Oh Corinth, what a place to visit! The mythology and history that surrounds it makes a day trip from Athens most necessary. Corinth was to the ancient world, as Paris is to Europe – a diverse, booming city filled with stunning architecture and sensual people.Numerous stories are associated with the name “Corinth”: the Fountain of Gluake, magical occurrences at the Temple of Apollo, the Apostle Paul’s judgement before Gallio under the Emperor Claudius, and being one of two cities, Rome the other, where “holy prostitution” occurred (all profits went to the temples). The things you learn.
We started the day at the Corinth Canal; quite a feat of engineering that occurred in 1881. It is 21 meters wide and is used primarily for shipping transit. I got a bit wheezy when looking down from the bridge over the canal; it’s quite a drop. But, it was worth it to see a shipping boat making its way through, you get a true visual for how narrow the canal is.From there we were off to the ancient ruins of Corinth. We passed olive tree farms and vineyards with views of the Sardonic Gulf on the way; these views provided stunning entertainment. Did you know that the average Greek person (according to the yearly census) consumes 25 kg of olive oil per year? And, that the current global produce exports from Greece consist mainly of oranges, raisins, lemons, olives, and olive oil? Locally, tobacco and wine are widely traded as well. We learned these little facts on the ride through the countryside. Our arrival in Corinth was accompanied with “oohs and awes” by all: we had massive ancient grounds to explore. Starting at the Fountain of Glauke, we learned the story of Glauke and Medea. Corinth was the exile point for Jason, Medea’s ex-husband. Medea, Jason’s first wife, was angry that she had been replaced (and was therefore herself being exiled). In retribution, she gave Jason’s new wife, Glauke, a cloak as a “gift”. But, this “gift”, was soaked in poison. Upon putting on the cloak, Glauke’s skin began to burn, so she jumped into a bath in an attempt to wash it off. But, it was too little, too late.
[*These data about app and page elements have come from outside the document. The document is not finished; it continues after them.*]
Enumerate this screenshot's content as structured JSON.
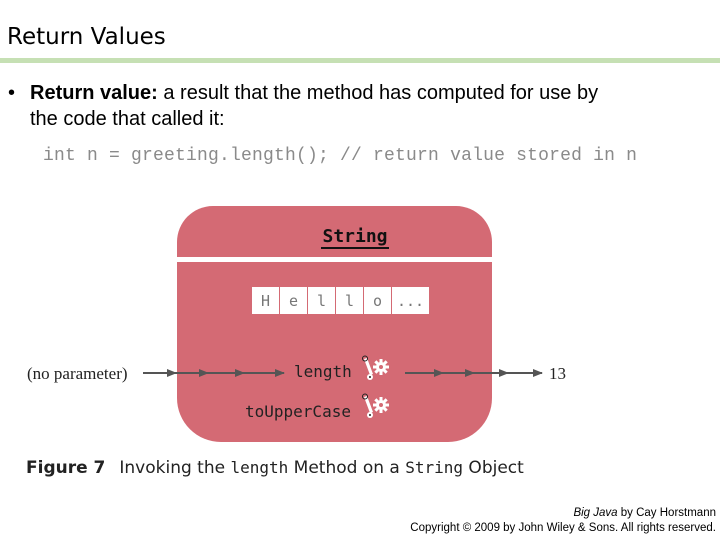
{
  "slide": {
    "title": "Return Values",
    "bullet": {
      "marker": "•",
      "term": "Return value:",
      "text_line1": " a result that the method has computed for use by",
      "text_line2": "the code that called it:"
    },
    "code_line": "int n = greeting.length(); // return value stored in n"
  },
  "figure": {
    "class_name": "String",
    "characters": [
      "H",
      "e",
      "l",
      "l",
      "o",
      "..."
    ],
    "methods": [
      {
        "name": "length",
        "icon": "gear-lever-icon"
      },
      {
        "name": "toUpperCase",
        "icon": "gear-lever-icon"
      }
    ],
    "input_label": "(no parameter)",
    "output_label": "13",
    "colors": {
      "object_fill": "#d46a74",
      "arrow": "#555555",
      "title_rule": "#c6e0b4"
    },
    "caption": {
      "figure_label": "Figure 7",
      "text_before": "Invoking the ",
      "code1": "length",
      "text_middle": " Method on a ",
      "code2": "String",
      "text_after": " Object"
    }
  },
  "footer": {
    "book_title": "Big Java",
    "book_author": " by Cay Horstmann",
    "copyright": "Copyright © 2009 by John Wiley & Sons.  All rights reserved."
  }
}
From that point on, the fountain retained its name due to the ultimate betrayal that occurred there. Depressing, huh?Next, we stopped at The Temple of Apollo. Apollo was the son of Zeus and the god of many things in Greek mythology. He was the god of music and is often depicted playing a golden lyre. He was also known as “the Archer” who could shoot arrows further than anyone using a silver bow. He was the god of healing, giving the science of medicine to man. And, he was the god of truth and the god of light; one of Apollo’s most important daily tasks was to harness his four-horse chariot to move the sun across the sky.From there, we walked along the ruins of the Argos (city center) to the location that the Apostle Paul’s judgement before Gallio occurred. Paul had been preaching in Corinth for a year and half until some of the Jewish people in the city conspired against him and brought him before the Roman Proconsul, Gallio, for judgment. Gallio stated “he cared nothing for these things”, aka, he paid no regard to the uproar of St. Paul’s accusers. That was the end of it because under the Roman empire, religious free practice was tolerated. It was rumored that Paul was chained before his judgement from Gallio, but that remains disputed to this day. Regardless, the pillar where he was allegedly chained has nail hole where the chains would have been, interesting, no?Side note: There are lots of stray pups around the ruins in Corinth and once they latch onto you, there is no getting rid of them. We had two little guys following us around the entire tour. I loved it; they were true sweethearts:)Anyways, from there, we went into the Museum at Corinth to learn more about the history of the ancient city; there is so much to soak up. Then, in typical fashion, I went wandering to see what else I could find. Two women conducting architectural excavations was the first thing I stumbled upon, an ancient amphitheater the second, and a walkway to the sea, the third. Lovely treats if I do say so myself. We headed back to Athens post our “free time” by way of the sea. Again, we had stunning views (there is a theme emerging here). Along the way, our tour guide provided us with her recipes for Tzatziki and Greek salad and some suggestions of native Greek dishes to try while in town (Moussaka, Giouvesti and Frikase – always the lamb!). In Athens, I had a lovely late lunch of Saganaki (fried goat cheese), stuffed tomatoes and peppers, local white wine, and “on the house” orange cake for dessert…the Greek know how to do food.Post lunch, I went to the rooftop for some sun before meeting Ger for dinner. A Greek salad ensued as I was still stuffed from my late lunch, then we headed up to the hotel rooftop for a swim and to admire views of the city after dark. All in all, a lovely day spent in Greece. Agápi Greece!